- Play music while students move around the room.
- STOP music; students PAIR up and FREEZE in karate poses.
- Teacher says “NOW!”
- Each partner moves one hand (ONLY one hand!) to attempt to either gently tag one of their partner’s hand or to evade being tagged by their partner—MOVE ONE HAND ONLY (evade or attack). Four scenarios:
- “John” hits a hand that “Bob” didn’t move = point for John
- “Bob” hits a hand that “John” didn’t move = point for Bob
- “John” or “Bob” moves away a hand that the other partner tried to hit = no points
- “John” and “Bob” hit each others’ moving hands = no points
- Repeat for a total of five attempts (NOW! / NOW! / NOW! / NOW! / NOW!).
- Turn on music again; students move around the room.
- Repeat Steps 2-6 for 1-2 minutes.
HOW CAN I REMEMBER TO USE BRAIN BREAKS?
One strategy that has worked well for me (and that I use when I am giving workshops!) is to strategically place slides into my slideshow presentations that correspond to a brain break. If I am doing a multi-slide reading, I plop a brain break slide in the middle of them.

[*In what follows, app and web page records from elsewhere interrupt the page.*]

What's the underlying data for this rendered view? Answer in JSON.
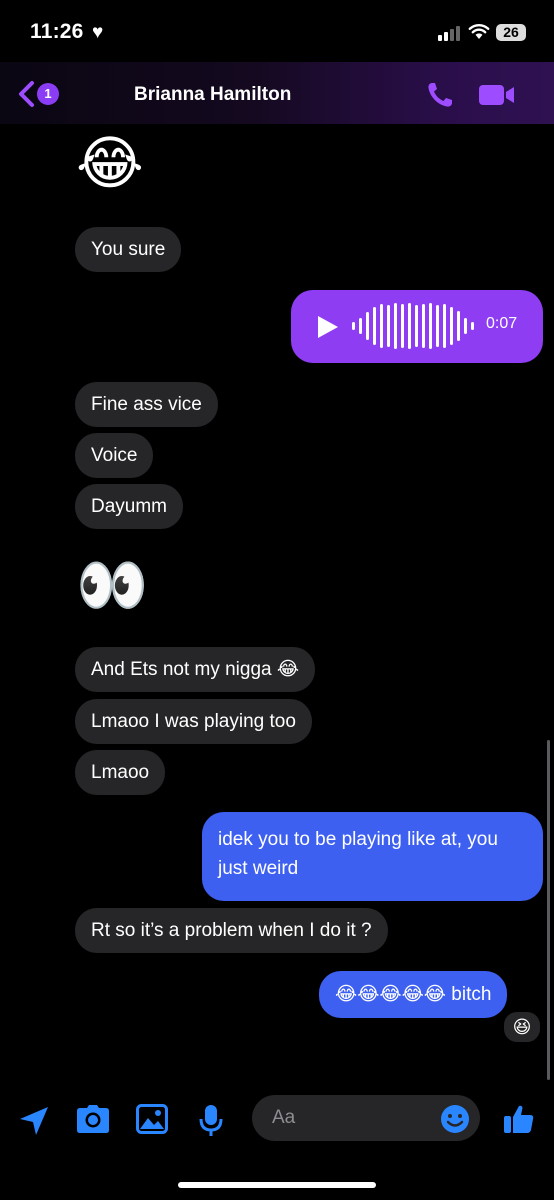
{
  "status_bar": {
    "time": "11:26",
    "heart": "♥",
    "battery": "26"
  },
  "header": {
    "unread_count": "1",
    "contact_name": "Brianna Hamilton"
  },
  "messages": [
    {
      "type": "emoji",
      "text": "😂"
    },
    {
      "type": "text_in",
      "text": "You sure"
    },
    {
      "type": "voice_out",
      "duration": "0:07"
    },
    {
      "type": "text_in",
      "text": "Fine ass vice"
    },
    {
      "type": "text_in",
      "text": "Voice"
    },
    {
      "type": "text_in",
      "text": "Dayumm"
    },
    {
      "type": "emoji",
      "text": "👀"
    },
    {
      "type": "text_in",
      "text": "And Ets not my nigga 😂"
    },
    {
      "type": "text_in",
      "text": "Lmaoo I was playing too"
    },
    {
      "type": "text_in",
      "text": "Lmaoo"
    },
    {
      "type": "text_out",
      "text": "idek you to be playing like at, you just weird"
    },
    {
      "type": "text_in",
      "text": "Rt so it’s a problem when I do it ?"
    },
    {
      "type": "text_out",
      "text": "😂😂😂😂😂 bitch",
      "reaction": "😆"
    }
  ],
  "composer": {
    "placeholder": "Aa"
  },
  "colors": {
    "accent_purple": "#8e3df3",
    "outgoing_blue": "#3d60f0",
    "incoming_gray": "#262628",
    "toolbar_blue": "#2a86ff"
  }
}
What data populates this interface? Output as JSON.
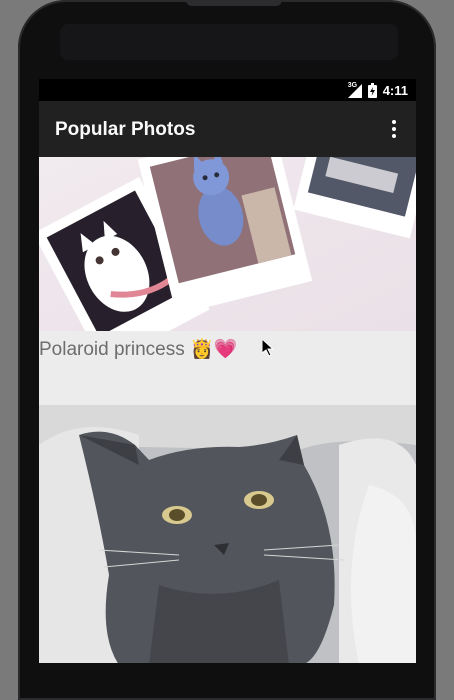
{
  "status_bar": {
    "network": "3G",
    "time": "4:11"
  },
  "app_bar": {
    "title": "Popular Photos",
    "overflow_icon": "overflow-menu-icon"
  },
  "feed": {
    "items": [
      {
        "caption": "Polaroid princess 👸💗",
        "image": "polaroid-photos-with-white-cat"
      },
      {
        "caption": "",
        "image": "grey-cat-portrait"
      }
    ]
  },
  "colors": {
    "app_bar": "#212121",
    "status_bar": "#000000",
    "caption_background": "#ececec",
    "caption_text": "#6d6d6d"
  }
}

This could be as simple as a slide labeled “BRAIN BREAK”, or it could designate which specific brain break to do at that moment (this works better for me so that I don’t have to think on the fly–in which case I always end up using the same brain break!).
I have compiled 20 of my favorite brain breaks in this slideshow. For each brain break, there is a cue slide (in Spanish) and a separate instructions slide (for the teacher to reference). Cue slides can be copied and pasted into any slideshow that you use in class–PDF, PPT, and Google Slides versions are included!
Looking for English cue slides? No problem!
Now–go give yourself a brain break!